Eye-catching catkins seem to be everywhere now, red ones dripping from Red Alder trees, and more common golden pendants hanging off Hazels and Alders in parks and gardens. They stand out against the brown branches and remind us that spring is on the way, and with it the emergence of early flying bee species. Although these trees are wind pollinated, the catkins are made up of pollen grains full of protein which bees desperately need to feed their young at the beginning of the season. So before long we should see bees on the catkins.
I’ve already spotted buff-tailed bumblebee (Bombus terrestris) queens in among the undergrowth of bushes and hellebores hunting for a good place to nest and lay their eggs. They are mainly feeding at this time of year on the bright yellow Mahonia aquifolium, white Winter honeysuckle and a whole variety of coloured and pale cream hellebores.
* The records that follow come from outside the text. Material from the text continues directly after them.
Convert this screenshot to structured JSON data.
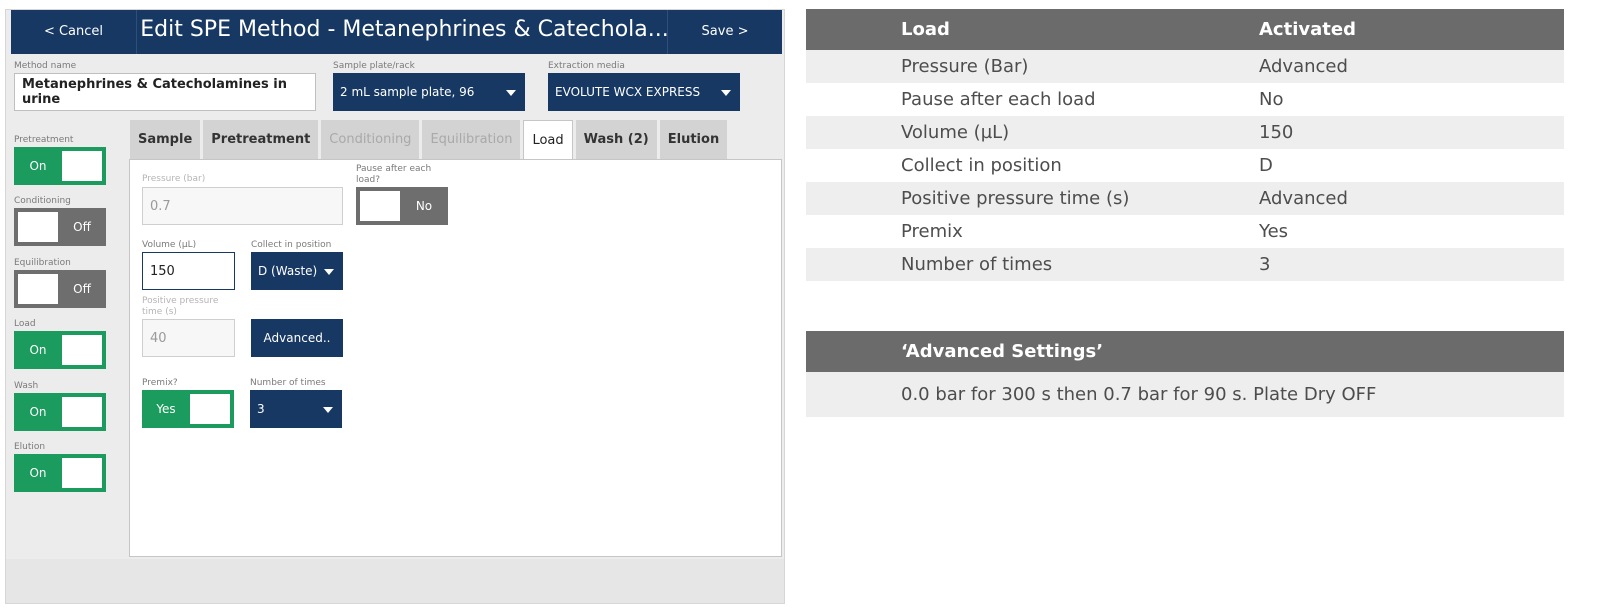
{
  "app": {
    "cancel_label": "< Cancel",
    "title": "Edit SPE Method - Metanephrines & Catechola...",
    "save_label": "Save >"
  },
  "method": {
    "name_label": "Method name",
    "name_value": "Metanephrines & Catecholamines in urine",
    "plate_label": "Sample plate/rack",
    "plate_value": "2 mL sample plate, 96",
    "media_label": "Extraction media",
    "media_value": "EVOLUTE WCX EXPRESS"
  },
  "steps": [
    {
      "label": "Pretreatment",
      "state": "On"
    },
    {
      "label": "Conditioning",
      "state": "Off"
    },
    {
      "label": "Equilibration",
      "state": "Off"
    },
    {
      "label": "Load",
      "state": "On"
    },
    {
      "label": "Wash",
      "state": "On"
    },
    {
      "label": "Elution",
      "state": "On"
    }
  ],
  "tabs": [
    {
      "label": "Sample",
      "state": "enabled"
    },
    {
      "label": "Pretreatment",
      "state": "enabled"
    },
    {
      "label": "Conditioning",
      "state": "disabled"
    },
    {
      "label": "Equilibration",
      "state": "disabled"
    },
    {
      "label": "Load",
      "state": "active"
    },
    {
      "label": "Wash (2)",
      "state": "enabled"
    },
    {
      "label": "Elution",
      "state": "enabled"
    }
  ],
  "load": {
    "pressure_label": "Pressure (bar)",
    "pressure_value": "0.7",
    "pause_label_1": "Pause after each",
    "pause_label_2": "load?",
    "pause_value": "No",
    "volume_label": "Volume (µL)",
    "volume_value": "150",
    "collect_label": "Collect in position",
    "collect_value": "D (Waste)",
    "ppt_label_1": "Positive pressure",
    "ppt_label_2": "time (s)",
    "ppt_value": "40",
    "advanced_label": "Advanced..",
    "premix_label": "Premix?",
    "premix_value": "Yes",
    "times_label": "Number of times",
    "times_value": "3"
  },
  "table1": {
    "header": [
      "Load",
      "Activated"
    ],
    "rows": [
      [
        "Pressure (Bar)",
        "Advanced"
      ],
      [
        "Pause after each load",
        "No"
      ],
      [
        "Volume (µL)",
        "150"
      ],
      [
        "Collect in position",
        "D"
      ],
      [
        "Positive pressure time (s)",
        "Advanced"
      ],
      [
        "Premix",
        "Yes"
      ],
      [
        "Number of times",
        "3"
      ]
    ]
  },
  "table2": {
    "header": "‘Advanced Settings’",
    "row": "0.0 bar for 300 s then 0.7 bar for 90 s. Plate Dry OFF"
  },
  "colors": {
    "navy": "#163863",
    "green": "#1b9b5d",
    "off_gray": "#6e6e6e",
    "table_header": "#6b6b6b"
  }
}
Not everyone has space for a tree in their garden or backyard, but try and find somewhere to plant these early flowering forage plants for bees. The Mahonia and hellebores even do well in shady spots.